Since time immemorial have ancient philosophers and writers documented the world around them. One of the best-known catalogs of the ancient world was thought to have been composed during the second century when Greek writer Antipater of Sidon cataloged the ancient wonders of the world, including details about the Ancient Gardens of Babylon and the Great Pyramid at Giza
Since then, many others have decided to catalog the ancient wonders of the world surrounding them.
Now, as noted by Sarah Laskow in an in-depth feature for Atlas Obscura, a group of experts has set out to search for these lost places, using a millennium-old manuscript, in an adventure unlike any other.
Written by a monk sometime between the 9th and 12th century, the ancient manuscript called Wonders Of Britain is being used by geography professor Andrew Evans to search for the lost wonders.
A significant number of these ancient wonders—from lakes with sixty islands to shape-shifting burial mounds—have been lost to history and are remembered only as legends.
However, some of these ‘magical’ places may soon be revealed; after all, they say, a thin line divides myth from reality… right?
So what’s the deal with the story?
It all started a decade ago when professor Evans came across an ancient document while looking for a name for his eldest child.
Since then, he has been hunting for the mythical places in Britain using his knowledge, and the manuscript believed to have been written by a monk called Nunnis.
Some places mentioned in the manuscript like Bone Well, Whirlyholes and the Roman-built baths in Somerset can still be found today.
Other locations are thought to be only a myth like the levitating altar, said to be held up by the will of God.
Wonders of Britain is said to pick out natural phenomenon and ‘small miracles’ concentrated in northern parts of the country, and in Wales.
The text offers countless details about Britain ranging from the first descendants of Trojan Refuggeees to early accounts of King Arthur.

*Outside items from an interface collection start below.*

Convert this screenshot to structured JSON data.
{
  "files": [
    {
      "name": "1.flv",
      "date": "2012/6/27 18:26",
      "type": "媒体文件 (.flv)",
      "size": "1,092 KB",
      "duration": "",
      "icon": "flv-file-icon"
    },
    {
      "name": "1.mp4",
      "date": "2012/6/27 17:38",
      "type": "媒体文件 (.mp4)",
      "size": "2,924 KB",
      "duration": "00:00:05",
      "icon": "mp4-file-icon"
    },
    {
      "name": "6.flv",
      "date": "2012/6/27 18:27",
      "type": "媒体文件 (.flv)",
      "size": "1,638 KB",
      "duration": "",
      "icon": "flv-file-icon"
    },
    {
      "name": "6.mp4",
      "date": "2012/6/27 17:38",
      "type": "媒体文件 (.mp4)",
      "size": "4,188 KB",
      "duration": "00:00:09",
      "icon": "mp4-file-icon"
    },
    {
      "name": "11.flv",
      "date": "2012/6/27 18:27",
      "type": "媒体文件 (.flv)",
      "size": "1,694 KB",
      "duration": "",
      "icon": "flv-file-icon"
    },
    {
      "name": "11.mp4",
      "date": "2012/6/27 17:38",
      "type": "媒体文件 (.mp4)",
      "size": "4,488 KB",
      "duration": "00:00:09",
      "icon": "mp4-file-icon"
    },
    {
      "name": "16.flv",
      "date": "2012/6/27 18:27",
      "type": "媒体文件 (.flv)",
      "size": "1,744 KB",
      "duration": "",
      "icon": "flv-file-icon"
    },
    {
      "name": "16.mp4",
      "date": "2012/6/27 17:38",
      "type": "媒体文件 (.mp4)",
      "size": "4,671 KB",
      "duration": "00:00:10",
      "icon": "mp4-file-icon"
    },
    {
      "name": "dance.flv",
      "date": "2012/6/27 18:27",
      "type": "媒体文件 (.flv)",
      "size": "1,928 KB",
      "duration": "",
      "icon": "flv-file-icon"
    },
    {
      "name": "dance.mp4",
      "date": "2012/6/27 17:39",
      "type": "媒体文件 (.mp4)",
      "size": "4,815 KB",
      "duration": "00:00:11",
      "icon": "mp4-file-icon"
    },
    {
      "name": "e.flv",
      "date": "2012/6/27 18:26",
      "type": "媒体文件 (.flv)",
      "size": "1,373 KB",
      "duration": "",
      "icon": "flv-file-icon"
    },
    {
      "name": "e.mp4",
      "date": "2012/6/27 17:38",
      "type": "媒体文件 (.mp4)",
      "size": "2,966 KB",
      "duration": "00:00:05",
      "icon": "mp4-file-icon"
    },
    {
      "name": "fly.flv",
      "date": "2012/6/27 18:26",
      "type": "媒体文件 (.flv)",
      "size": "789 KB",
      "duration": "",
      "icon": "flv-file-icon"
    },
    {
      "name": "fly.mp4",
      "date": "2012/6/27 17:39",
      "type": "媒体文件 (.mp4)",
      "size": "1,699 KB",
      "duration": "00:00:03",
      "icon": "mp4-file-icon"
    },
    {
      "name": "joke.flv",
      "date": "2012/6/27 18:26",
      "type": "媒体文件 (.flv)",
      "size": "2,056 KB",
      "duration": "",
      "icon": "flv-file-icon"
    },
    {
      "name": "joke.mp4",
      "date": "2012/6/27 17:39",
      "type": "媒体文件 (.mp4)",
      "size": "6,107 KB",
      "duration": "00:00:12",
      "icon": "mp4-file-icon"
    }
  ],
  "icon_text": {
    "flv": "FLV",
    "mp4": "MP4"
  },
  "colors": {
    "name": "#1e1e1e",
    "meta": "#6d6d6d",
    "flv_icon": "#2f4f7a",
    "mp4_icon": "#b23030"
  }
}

Historia Britannum was once considered as a reliable account of the history of Britain.
Professor Evans has opened a website called wondersofbritain.org where he details the ancient sites including:
- 1: Loch Lumonoy
- 2: Trahannon River
- 3: The Fiery Pool
- 4: The Salt Fountains
- 5: Two Severn Kings
- 6: Llyn Liuan
- 7: Fount Guur Helic
- 8: The Appled Ash
- 9: The Wind Hole
- 10: The Levitating Altar
- 11: The Returning Plank
- 12: Cabal’s Cairn
- 13: Amr’s Tomb
- 14: Cruc Mawr Tomb
The website was built to help its visitors learn more about Nennius’ Wonders: their art and science, and the way in which they act as pins, fastening Britain today to a hidden landscape of dark age mythology.
Featured image credit: Mirabilia Brittonum, or the Wonders of Britain, a guide to the history hidden in the British landscape.